NASHVILLE, Tenn. (WKRN) – In November, 4.5 million Americans voluntarily left their jobs in the U.S., according to the U.S. Bureau of Labor Statistics.  

In Tennessee, an estimated 377,000 people left their jobs between July and October, with numbers from November and December still pending.  

Lori Bumgarner, owner of paNASH, has been a career coach for more than 20 years. She said she doesn’t see the great resignation slowing down for Nashville over the next year. 

“For Nashville, I think it’s going to be the same as the trend has been for the nation. I think it’s going to continue. I think, especially for Nashville, because Nashville has so many opportunities,” Bumgarner said. “Employees, job candidates, they have their pick right now. And I see that continuing well into 2022, possibly by the end of 2022 and Nashville might actually be the last to come out of the great resignation.”  

 She said the number one reason she’s seeing clients leave their jobs is so they can continue working from home and not feel micromanaged. She said the pandemic also drove people to find more meaningful work.

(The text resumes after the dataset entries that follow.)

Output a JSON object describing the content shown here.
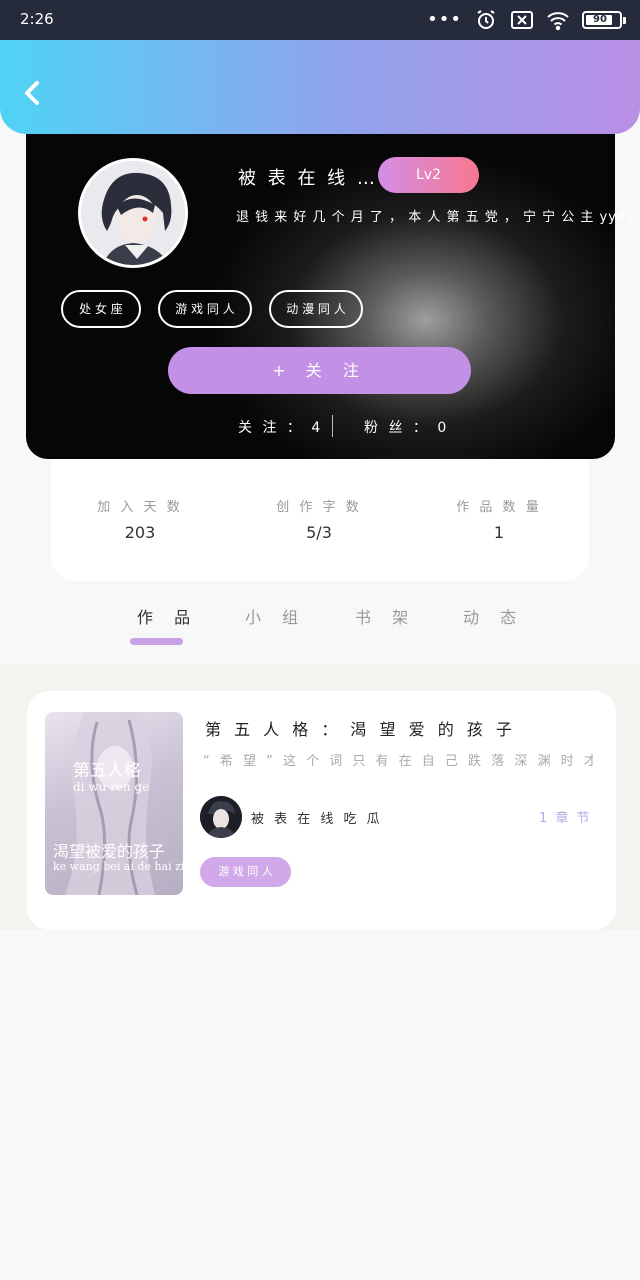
{
  "status_bar": {
    "time": "2:26",
    "dots": "•••",
    "battery": "90"
  },
  "header": {
    "back_icon": "chevron-left-icon"
  },
  "profile": {
    "username": "被 表 在 线 …",
    "level": "Lv2",
    "bio": "退 钱 来 好 几 个 月 了 ， 本 人 第 五 党 ， 宁 宁 公 主 yyds",
    "tags": [
      "处 女 座",
      "游 戏 同 人",
      "动 漫 同 人"
    ],
    "follow_label": "关 注",
    "follow_icon": "+",
    "following_label": "关 注 ： 4",
    "fans_label": "粉 丝 ： 0"
  },
  "stats": [
    {
      "label": "加 入 天 数",
      "value": "203"
    },
    {
      "label": "创 作 字 数",
      "value": "5/3"
    },
    {
      "label": "作 品 数 量",
      "value": "1"
    }
  ],
  "tabs": [
    {
      "label": "作 品",
      "active": true
    },
    {
      "label": "小 组",
      "active": false
    },
    {
      "label": "书 架",
      "active": false
    },
    {
      "label": "动 态",
      "active": false
    }
  ],
  "work": {
    "cover_title": "第五人格",
    "cover_pinyin": "di wu ren ge",
    "cover_subtitle": "渴望被爱的孩子",
    "cover_subtitle_pinyin": "ke wang bei ai de hai zi",
    "title": "第 五 人 格 ： 渴 望 爱 的 孩 子",
    "description": "“ 希 望 ” 这 个 词 只 有 在 自 己 跌 落 深 渊 时 才 会 想 …",
    "author": "被 表 在 线 吃 瓜",
    "chapters": "1 章 节",
    "tag": "游 戏 同 人"
  }
}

“Finding work that employees can find purpose in. I mean, that’s huge. And I think COVID has really opened people’s hearts to not just make a paycheck, but to make a difference in the world,” Bumgarner said.  

So what can employers do to keep workers? Bumgarner recommended employers continue to allow people to work from home.  

“I think doing so will not only help companies retain their current workforce, but will also broaden their talent pool when they have to fill positions,” she said.  

Other things they can do is keep up with growing wages and perhaps, most importantly, make sure workers feel purpose.  

“Show them how their individual roles have a direct impact on the people that their companies serve and how it helps the company carry out its mission,” Bumgarner said.  

She said if the great resignation doesn’t turn around, companies could struggle to stay afloat. Bumgarner said small businesses, especially, could be forced to shut down if they aren’t able to find enough help.  

Her recommendation to job seekers is to make sure to always show courtesy to employers and recruiters reaching out. Some of her clients report getting inundated with emails and LinkedIn messages. She warned that ignoring or ghosting employers could hurt candidates in the future.